━━ Material shown ━━

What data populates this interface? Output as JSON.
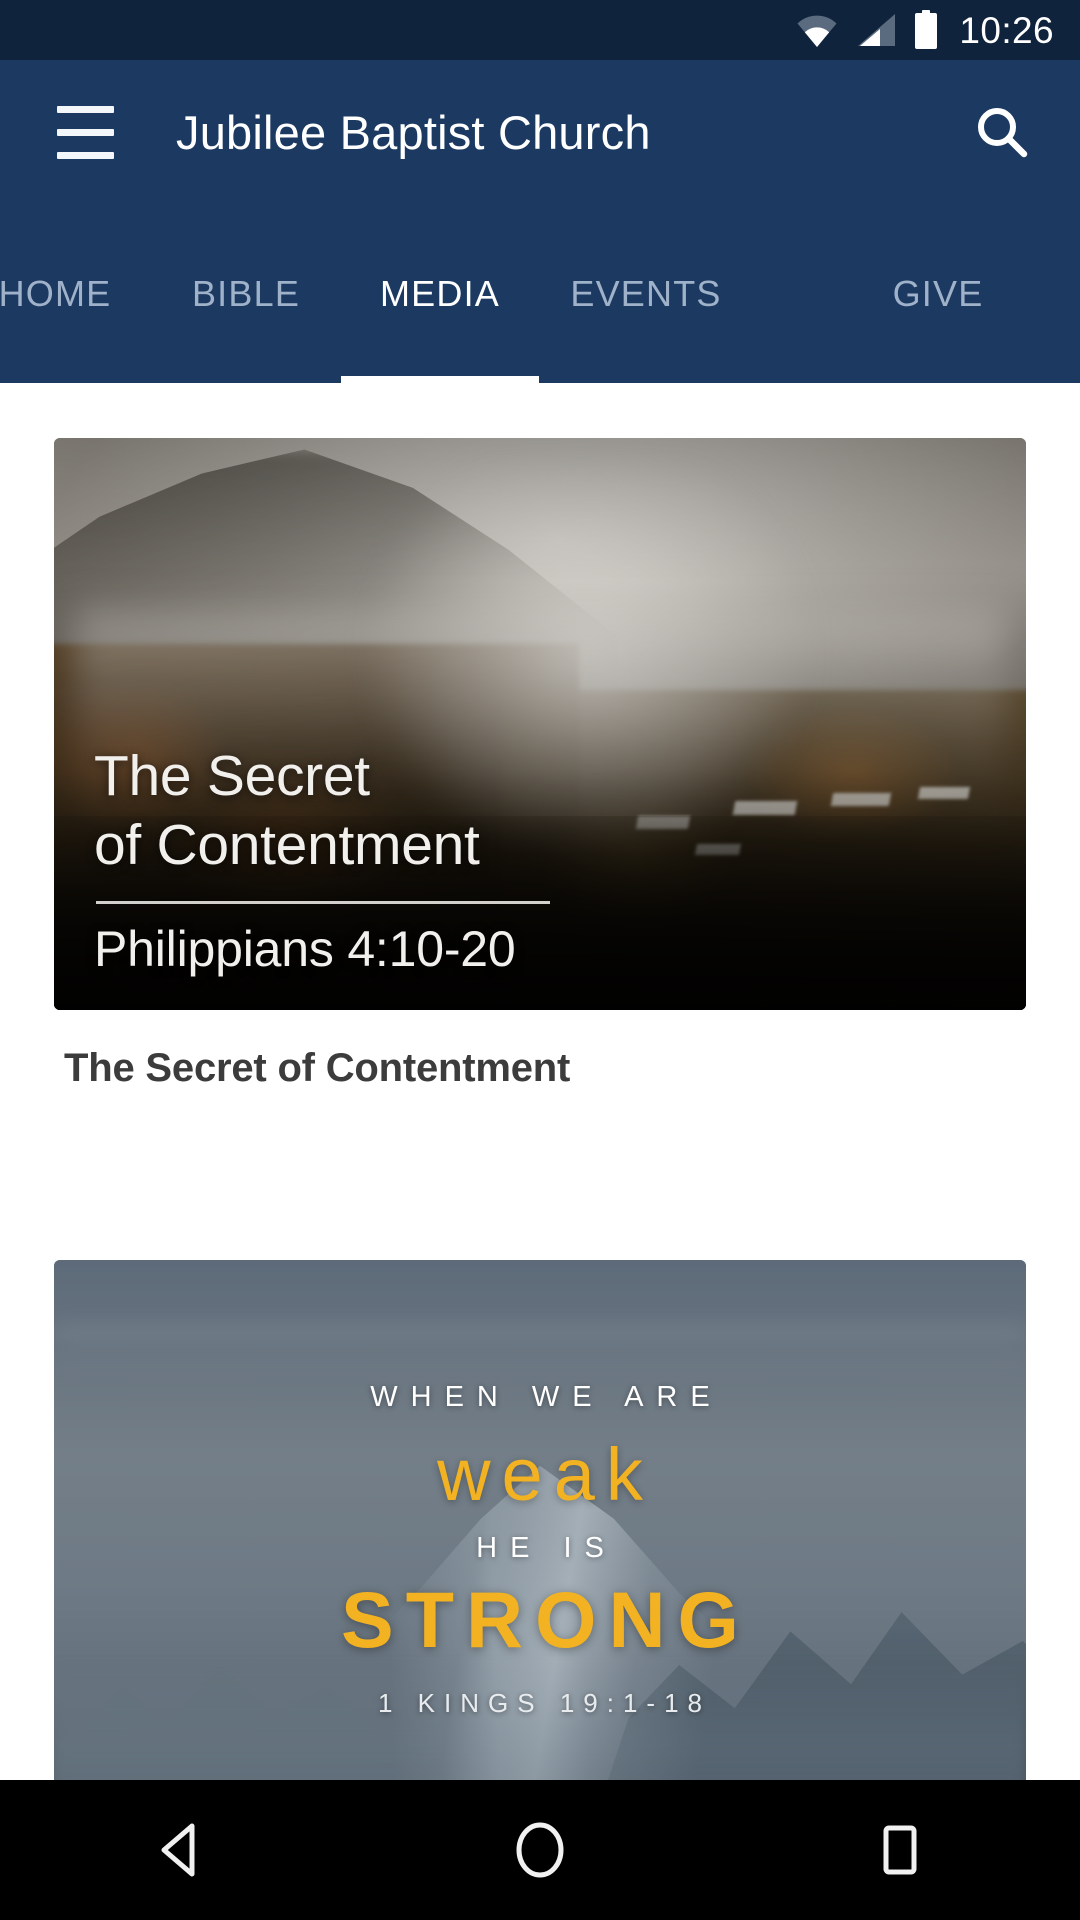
{
  "status_bar": {
    "time": "10:26",
    "icons": [
      "wifi-icon",
      "cellular-signal-icon",
      "battery-icon"
    ]
  },
  "app_bar": {
    "title": "Jubilee Baptist Church",
    "menu_icon": "hamburger-menu-icon",
    "search_icon": "search-icon",
    "background_color": "#1c3a61"
  },
  "tabs": {
    "active_index": 2,
    "items": [
      {
        "label": "HOME"
      },
      {
        "label": "BIBLE"
      },
      {
        "label": "MEDIA"
      },
      {
        "label": "EVENTS"
      },
      {
        "label": "GIVE"
      }
    ]
  },
  "media_list": {
    "items": [
      {
        "caption": "The Secret of Contentment",
        "artwork": {
          "title_line1": "The Secret",
          "title_line2": "of Contentment",
          "scripture_reference": "Philippians 4:10-20"
        }
      },
      {
        "caption": "",
        "artwork": {
          "line1": "WHEN WE ARE",
          "line2": "weak",
          "line3": "HE IS",
          "line4": "STRONG",
          "scripture_reference": "1 KINGS 19:1-18",
          "accent_color": "#f2b222"
        }
      }
    ]
  },
  "nav_bar": {
    "back_icon": "back-triangle-icon",
    "home_icon": "home-circle-icon",
    "recents_icon": "recents-square-icon"
  }
}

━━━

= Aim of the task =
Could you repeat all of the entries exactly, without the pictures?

= Finished exercise =
What data populates this interface? Output as JSON.
{
  "status_bar": {
    "time": "10:26",
    "icons": [
      "wifi-icon",
      "cellular-signal-icon",
      "battery-icon"
    ]
  },
  "app_bar": {
    "title": "Jubilee Baptist Church",
    "menu_icon": "hamburger-menu-icon",
    "search_icon": "search-icon",
    "background_color": "#1c3a61"
  },
  "tabs": {
    "active_index": 2,
    "items": [
      {
        "label": "HOME"
      },
      {
        "label": "BIBLE"
      },
      {
        "label": "MEDIA"
      },
      {
        "label": "EVENTS"
      },
      {
        "label": "GIVE"
      }
    ]
  },
  "media_list": {
    "items": [
      {
        "caption": "The Secret of Contentment",
        "artwork": {
          "title_line1": "The Secret",
          "title_line2": "of Contentment",
          "scripture_reference": "Philippians 4:10-20"
        }
      },
      {
        "caption": "",
        "artwork": {
          "line1": "WHEN WE ARE",
          "line2": "weak",
          "line3": "HE IS",
          "line4": "STRONG",
          "scripture_reference": "1 KINGS 19:1-18",
          "accent_color": "#f2b222"
        }
      }
    ]
  },
  "nav_bar": {
    "back_icon": "back-triangle-icon",
    "home_icon": "home-circle-icon",
    "recents_icon": "recents-square-icon"
  }
}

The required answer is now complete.